WHAT YOU NEED TO DO: Find every line in the records below that contains "Write", and copy it.

Records from a data source

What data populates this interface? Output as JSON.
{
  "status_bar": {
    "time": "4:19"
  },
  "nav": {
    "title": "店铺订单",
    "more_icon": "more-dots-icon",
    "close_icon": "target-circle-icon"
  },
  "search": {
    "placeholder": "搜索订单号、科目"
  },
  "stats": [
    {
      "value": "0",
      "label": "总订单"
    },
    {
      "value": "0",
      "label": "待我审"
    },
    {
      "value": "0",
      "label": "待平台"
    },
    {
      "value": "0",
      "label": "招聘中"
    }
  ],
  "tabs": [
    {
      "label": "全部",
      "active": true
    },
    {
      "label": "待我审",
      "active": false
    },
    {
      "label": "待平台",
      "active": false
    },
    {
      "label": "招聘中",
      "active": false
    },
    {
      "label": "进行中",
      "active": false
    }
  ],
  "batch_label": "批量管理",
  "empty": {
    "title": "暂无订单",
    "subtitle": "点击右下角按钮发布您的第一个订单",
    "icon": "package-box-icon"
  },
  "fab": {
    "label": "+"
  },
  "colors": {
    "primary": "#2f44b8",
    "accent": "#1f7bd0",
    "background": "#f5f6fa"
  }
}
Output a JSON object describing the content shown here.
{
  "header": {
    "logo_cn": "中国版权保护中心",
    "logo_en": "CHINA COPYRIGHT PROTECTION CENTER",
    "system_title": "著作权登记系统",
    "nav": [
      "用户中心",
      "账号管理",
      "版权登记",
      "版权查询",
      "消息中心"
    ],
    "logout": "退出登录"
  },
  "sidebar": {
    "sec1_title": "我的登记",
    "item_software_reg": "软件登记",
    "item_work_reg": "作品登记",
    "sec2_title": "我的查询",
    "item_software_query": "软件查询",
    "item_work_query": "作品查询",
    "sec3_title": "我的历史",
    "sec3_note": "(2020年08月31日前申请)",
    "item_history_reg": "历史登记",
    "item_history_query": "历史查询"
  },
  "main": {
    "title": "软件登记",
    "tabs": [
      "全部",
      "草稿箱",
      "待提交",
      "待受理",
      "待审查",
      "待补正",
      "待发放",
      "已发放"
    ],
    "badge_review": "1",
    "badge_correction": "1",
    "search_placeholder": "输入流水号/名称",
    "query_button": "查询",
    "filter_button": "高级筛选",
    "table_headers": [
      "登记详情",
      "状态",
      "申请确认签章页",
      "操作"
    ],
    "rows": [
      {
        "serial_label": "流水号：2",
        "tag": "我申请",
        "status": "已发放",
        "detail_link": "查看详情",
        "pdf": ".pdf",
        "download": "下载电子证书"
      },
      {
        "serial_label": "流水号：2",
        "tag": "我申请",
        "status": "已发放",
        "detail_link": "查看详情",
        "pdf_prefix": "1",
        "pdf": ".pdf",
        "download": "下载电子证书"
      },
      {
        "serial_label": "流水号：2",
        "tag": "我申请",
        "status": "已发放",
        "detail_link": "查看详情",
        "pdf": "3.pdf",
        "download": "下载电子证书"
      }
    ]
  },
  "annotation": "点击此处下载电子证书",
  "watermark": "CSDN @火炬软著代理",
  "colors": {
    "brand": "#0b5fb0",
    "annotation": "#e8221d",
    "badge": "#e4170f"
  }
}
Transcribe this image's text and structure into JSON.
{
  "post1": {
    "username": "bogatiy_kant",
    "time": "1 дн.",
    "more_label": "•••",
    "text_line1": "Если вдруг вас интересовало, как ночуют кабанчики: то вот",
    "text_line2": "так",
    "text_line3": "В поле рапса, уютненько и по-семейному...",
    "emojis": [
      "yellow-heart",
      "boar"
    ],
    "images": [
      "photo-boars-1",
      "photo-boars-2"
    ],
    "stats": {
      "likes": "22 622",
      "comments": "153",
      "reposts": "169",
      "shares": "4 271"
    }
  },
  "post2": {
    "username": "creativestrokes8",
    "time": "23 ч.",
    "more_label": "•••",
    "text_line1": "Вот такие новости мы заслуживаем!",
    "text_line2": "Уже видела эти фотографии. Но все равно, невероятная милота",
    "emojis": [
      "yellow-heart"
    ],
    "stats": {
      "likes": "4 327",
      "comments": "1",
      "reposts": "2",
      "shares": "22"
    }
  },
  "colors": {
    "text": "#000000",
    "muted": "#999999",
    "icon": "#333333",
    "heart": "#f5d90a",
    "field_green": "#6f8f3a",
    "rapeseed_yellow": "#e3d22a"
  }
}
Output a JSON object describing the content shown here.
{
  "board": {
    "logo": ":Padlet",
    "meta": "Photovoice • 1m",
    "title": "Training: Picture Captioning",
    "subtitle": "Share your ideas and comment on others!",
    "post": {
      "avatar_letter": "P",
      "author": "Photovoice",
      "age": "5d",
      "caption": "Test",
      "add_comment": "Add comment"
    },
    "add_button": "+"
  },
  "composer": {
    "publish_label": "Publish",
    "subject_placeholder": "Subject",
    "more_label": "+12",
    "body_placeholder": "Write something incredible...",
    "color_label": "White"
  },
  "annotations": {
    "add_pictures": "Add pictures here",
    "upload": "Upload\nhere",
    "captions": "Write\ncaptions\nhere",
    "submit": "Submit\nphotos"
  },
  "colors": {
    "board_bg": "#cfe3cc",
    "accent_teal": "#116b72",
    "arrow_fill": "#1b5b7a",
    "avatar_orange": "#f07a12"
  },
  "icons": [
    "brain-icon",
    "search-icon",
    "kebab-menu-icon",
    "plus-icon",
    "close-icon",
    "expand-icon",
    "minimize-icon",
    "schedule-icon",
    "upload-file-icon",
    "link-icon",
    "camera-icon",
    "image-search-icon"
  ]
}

EXERCISE RESULT:
    "body_placeholder": "Write something incredible...",
    "captions": "Write\ncaptions\nhere",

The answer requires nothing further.